Asbestos risk awareness should be part of NHS staff training, new study recommends

Awareness of asbestos risk and the possibility of a mesothelioma diagnosis should be added to the mandatory training for new NHS staff, given that asbestos is present in many hospital buildings, a report has recommended.

The MAGS study was carried out by researchers at the University of Sheffield and funded by national charity, Mesothelioma UK, alongside donations from the family and friends of the late Dr Mags Portman, a pioneer in the fight to prevent and control HIV, who died of mesothelioma in 2019.

The study found that hospitals have a duty to make staff aware of the existence of the substance in their buildings, and to communicate a mesothelioma diagnosis to a staff member in a “patient first, professional second” manner.

Mesothelioma is a cancer related to exposure to asbestos and predominantly affects the lining of the lungs. The UK has the highest incidence of the disease in the world with around 2,700 people diagnosed each year.

With many NHS hospital buildings containing some asbestos, the study aimed to explore the experiences of healthcare workers in the UK with mesothelioma and to develop recommendations for increasing awareness of the risk to healthcare workers.

Recommendations from the study include the need to get a more accurate picture of the extent of mesothelioma amongst healthcare staff, that awareness of asbestos risk should be added to the mandatory training for new members of NHS staff, and that special consideration should be given to the communication of the diagnosis.

Through patient interviews, literature reviews, and data analysis researchers examined the experiences of presentation, diagnosis, treatment, and care of healthcare staff with mesothelioma.
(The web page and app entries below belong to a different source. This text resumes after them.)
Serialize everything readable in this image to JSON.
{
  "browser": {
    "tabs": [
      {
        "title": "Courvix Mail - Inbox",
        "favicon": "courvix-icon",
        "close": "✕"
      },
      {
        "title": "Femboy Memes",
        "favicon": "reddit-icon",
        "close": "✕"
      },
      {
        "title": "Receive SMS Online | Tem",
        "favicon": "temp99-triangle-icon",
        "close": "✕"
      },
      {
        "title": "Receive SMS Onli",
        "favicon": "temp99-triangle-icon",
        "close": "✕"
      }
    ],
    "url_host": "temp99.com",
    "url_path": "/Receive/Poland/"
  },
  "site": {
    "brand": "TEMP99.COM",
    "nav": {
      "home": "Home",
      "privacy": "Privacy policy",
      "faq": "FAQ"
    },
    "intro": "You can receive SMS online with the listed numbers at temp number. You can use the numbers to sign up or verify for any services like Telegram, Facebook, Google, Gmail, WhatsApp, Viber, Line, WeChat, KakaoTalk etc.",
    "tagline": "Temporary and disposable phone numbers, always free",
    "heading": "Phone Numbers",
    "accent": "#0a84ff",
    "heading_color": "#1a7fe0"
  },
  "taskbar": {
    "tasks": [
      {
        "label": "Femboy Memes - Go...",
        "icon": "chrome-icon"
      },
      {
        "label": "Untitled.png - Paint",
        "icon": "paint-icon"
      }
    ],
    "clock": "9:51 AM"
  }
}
Participants included both clinical staff, such as doctors and nurses, and non-clinical staff, such as medical secretaries, cleaners, porters, and maintenance staff.

Dr Peter Allmark, the lead researcher for MAGS at the University of Sheffield, said:

The healthcare workers I interviewed were people who’d worked many years caring for others. That they had either certainly, or probably been exposed to asbestos at work and become seriously ill as a result was deeply upsetting. Their wish is that this project will help healthcare workers avoid this in future.

Dr Peter Allmark, University of Sheffield

Liz Darlison, head of services for Mesothelioma UK, which part-funded the study, said:

We’re learning that mesothelioma doesn’t just affect people who worked in areas typically associated with asbestos exposure such as the construction or shipping industries. People are exposed to asbestos in many of our public buildings such as hospitals and schools.

Mesothelioma UK will ensure that this research raises awareness of the risk of exposure to healthcare staff and hopefully, improve the treatment and care given to them by medical teams and support agencies.

Dr Mags Portman was a huge inspiration and I would like to say a personal thank you to her family friends who supported this study.

Liz Darlison, Mesothelioma UK